### THE TASK
Line by line, copy all of the data exactly.

### PROVIDED RECORDS
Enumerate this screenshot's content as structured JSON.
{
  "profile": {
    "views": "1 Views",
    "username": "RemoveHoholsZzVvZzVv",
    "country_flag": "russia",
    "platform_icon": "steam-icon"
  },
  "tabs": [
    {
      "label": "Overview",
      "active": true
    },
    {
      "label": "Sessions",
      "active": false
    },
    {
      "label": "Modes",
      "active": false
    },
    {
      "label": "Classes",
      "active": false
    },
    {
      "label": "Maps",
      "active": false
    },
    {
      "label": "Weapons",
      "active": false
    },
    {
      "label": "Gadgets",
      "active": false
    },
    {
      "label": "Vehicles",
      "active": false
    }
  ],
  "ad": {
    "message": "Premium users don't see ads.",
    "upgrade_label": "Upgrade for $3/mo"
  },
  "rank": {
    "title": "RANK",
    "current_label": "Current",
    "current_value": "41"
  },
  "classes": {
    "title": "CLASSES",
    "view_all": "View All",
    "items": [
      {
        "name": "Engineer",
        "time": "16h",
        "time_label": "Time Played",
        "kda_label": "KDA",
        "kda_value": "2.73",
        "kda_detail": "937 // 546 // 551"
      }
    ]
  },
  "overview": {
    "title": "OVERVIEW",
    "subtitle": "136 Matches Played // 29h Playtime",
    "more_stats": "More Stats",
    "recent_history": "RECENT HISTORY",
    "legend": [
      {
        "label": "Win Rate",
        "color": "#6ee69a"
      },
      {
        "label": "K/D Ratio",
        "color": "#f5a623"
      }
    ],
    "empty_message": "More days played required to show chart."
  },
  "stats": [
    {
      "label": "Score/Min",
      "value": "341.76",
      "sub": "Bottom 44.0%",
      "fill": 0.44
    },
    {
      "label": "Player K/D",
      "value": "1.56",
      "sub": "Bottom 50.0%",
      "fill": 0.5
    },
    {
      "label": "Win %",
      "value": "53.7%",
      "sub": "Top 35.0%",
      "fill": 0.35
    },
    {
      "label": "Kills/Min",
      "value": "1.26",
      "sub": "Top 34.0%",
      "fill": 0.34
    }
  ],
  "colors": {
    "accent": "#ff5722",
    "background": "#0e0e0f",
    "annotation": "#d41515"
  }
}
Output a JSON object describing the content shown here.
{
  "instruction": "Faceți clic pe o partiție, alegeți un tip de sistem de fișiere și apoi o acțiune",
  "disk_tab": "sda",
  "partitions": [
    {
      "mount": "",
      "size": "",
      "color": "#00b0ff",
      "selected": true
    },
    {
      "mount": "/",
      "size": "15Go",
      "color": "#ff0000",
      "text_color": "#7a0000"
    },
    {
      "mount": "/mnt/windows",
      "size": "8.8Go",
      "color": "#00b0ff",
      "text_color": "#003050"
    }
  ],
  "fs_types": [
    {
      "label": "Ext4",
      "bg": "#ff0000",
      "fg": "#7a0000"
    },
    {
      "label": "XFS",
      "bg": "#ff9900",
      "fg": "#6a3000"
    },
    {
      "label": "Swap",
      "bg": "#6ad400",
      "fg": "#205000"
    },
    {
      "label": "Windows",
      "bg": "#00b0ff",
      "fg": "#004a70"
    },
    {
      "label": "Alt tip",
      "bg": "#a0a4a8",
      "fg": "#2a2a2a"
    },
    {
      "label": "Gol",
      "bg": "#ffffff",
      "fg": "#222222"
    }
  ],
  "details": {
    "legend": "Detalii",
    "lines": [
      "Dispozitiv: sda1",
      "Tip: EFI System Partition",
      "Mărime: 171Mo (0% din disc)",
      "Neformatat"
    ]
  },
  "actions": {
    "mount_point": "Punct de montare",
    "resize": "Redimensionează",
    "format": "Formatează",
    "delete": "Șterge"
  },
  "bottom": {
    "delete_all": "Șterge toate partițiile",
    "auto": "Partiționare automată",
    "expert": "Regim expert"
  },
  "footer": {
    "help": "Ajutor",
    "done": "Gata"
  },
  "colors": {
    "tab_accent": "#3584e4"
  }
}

### RESPONSE AREA
Enumerate this screenshot's content as structured JSON.
{
  "profile": {
    "views": "1 Views",
    "username": "RemoveHoholsZzVvZzVv",
    "country_flag": "russia",
    "platform_icon": "steam-icon"
  },
  "tabs": [
    {
      "label": "Overview",
      "active": true
    },
    {
      "label": "Sessions",
      "active": false
    },
    {
      "label": "Modes",
      "active": false
    },
    {
      "label": "Classes",
      "active": false
    },
    {
      "label": "Maps",
      "active": false
    },
    {
      "label": "Weapons",
      "active": false
    },
    {
      "label": "Gadgets",
      "active": false
    },
    {
      "label": "Vehicles",
      "active": false
    }
  ],
  "ad": {
    "message": "Premium users don't see ads.",
    "upgrade_label": "Upgrade for $3/mo"
  },
  "rank": {
    "title": "RANK",
    "current_label": "Current",
    "current_value": "41"
  },
  "classes": {
    "title": "CLASSES",
    "view_all": "View All",
    "items": [
      {
        "name": "Engineer",
        "time": "16h",
        "time_label": "Time Played",
        "kda_label": "KDA",
        "kda_value": "2.73",
        "kda_detail": "937 // 546 // 551"
      }
    ]
  },
  "overview": {
    "title": "OVERVIEW",
    "subtitle": "136 Matches Played // 29h Playtime",
    "more_stats": "More Stats",
    "recent_history": "RECENT HISTORY",
    "legend": [
      {
        "label": "Win Rate",
        "color": "#6ee69a"
      },
      {
        "label": "K/D Ratio",
        "color": "#f5a623"
      }
    ],
    "empty_message": "More days played required to show chart."
  },
  "stats": [
    {
      "label": "Score/Min",
      "value": "341.76",
      "sub": "Bottom 44.0%",
      "fill": 0.44
    },
    {
      "label": "Player K/D",
      "value": "1.56",
      "sub": "Bottom 50.0%",
      "fill": 0.5
    },
    {
      "label": "Win %",
      "value": "53.7%",
      "sub": "Top 35.0%",
      "fill": 0.35
    },
    {
      "label": "Kills/Min",
      "value": "1.26",
      "sub": "Top 34.0%",
      "fill": 0.34
    }
  ],
  "colors": {
    "accent": "#ff5722",
    "background": "#0e0e0f",
    "annotation": "#d41515"
  }
}
Output a JSON object describing the content shown here.
{
  "instruction": "Faceți clic pe o partiție, alegeți un tip de sistem de fișiere și apoi o acțiune",
  "disk_tab": "sda",
  "partitions": [
    {
      "mount": "",
      "size": "",
      "color": "#00b0ff",
      "selected": true
    },
    {
      "mount": "/",
      "size": "15Go",
      "color": "#ff0000",
      "text_color": "#7a0000"
    },
    {
      "mount": "/mnt/windows",
      "size": "8.8Go",
      "color": "#00b0ff",
      "text_color": "#003050"
    }
  ],
  "fs_types": [
    {
      "label": "Ext4",
      "bg": "#ff0000",
      "fg": "#7a0000"
    },
    {
      "label": "XFS",
      "bg": "#ff9900",
      "fg": "#6a3000"
    },
    {
      "label": "Swap",
      "bg": "#6ad400",
      "fg": "#205000"
    },
    {
      "label": "Windows",
      "bg": "#00b0ff",
      "fg": "#004a70"
    },
    {
      "label": "Alt tip",
      "bg": "#a0a4a8",
      "fg": "#2a2a2a"
    },
    {
      "label": "Gol",
      "bg": "#ffffff",
      "fg": "#222222"
    }
  ],
  "details": {
    "legend": "Detalii",
    "lines": [
      "Dispozitiv: sda1",
      "Tip: EFI System Partition",
      "Mărime: 171Mo (0% din disc)",
      "Neformatat"
    ]
  },
  "actions": {
    "mount_point": "Punct de montare",
    "resize": "Redimensionează",
    "format": "Formatează",
    "delete": "Șterge"
  },
  "bottom": {
    "delete_all": "Șterge toate partițiile",
    "auto": "Partiționare automată",
    "expert": "Regim expert"
  },
  "footer": {
    "help": "Ajutor",
    "done": "Gata"
  },
  "colors": {
    "tab_accent": "#3584e4"
  }
}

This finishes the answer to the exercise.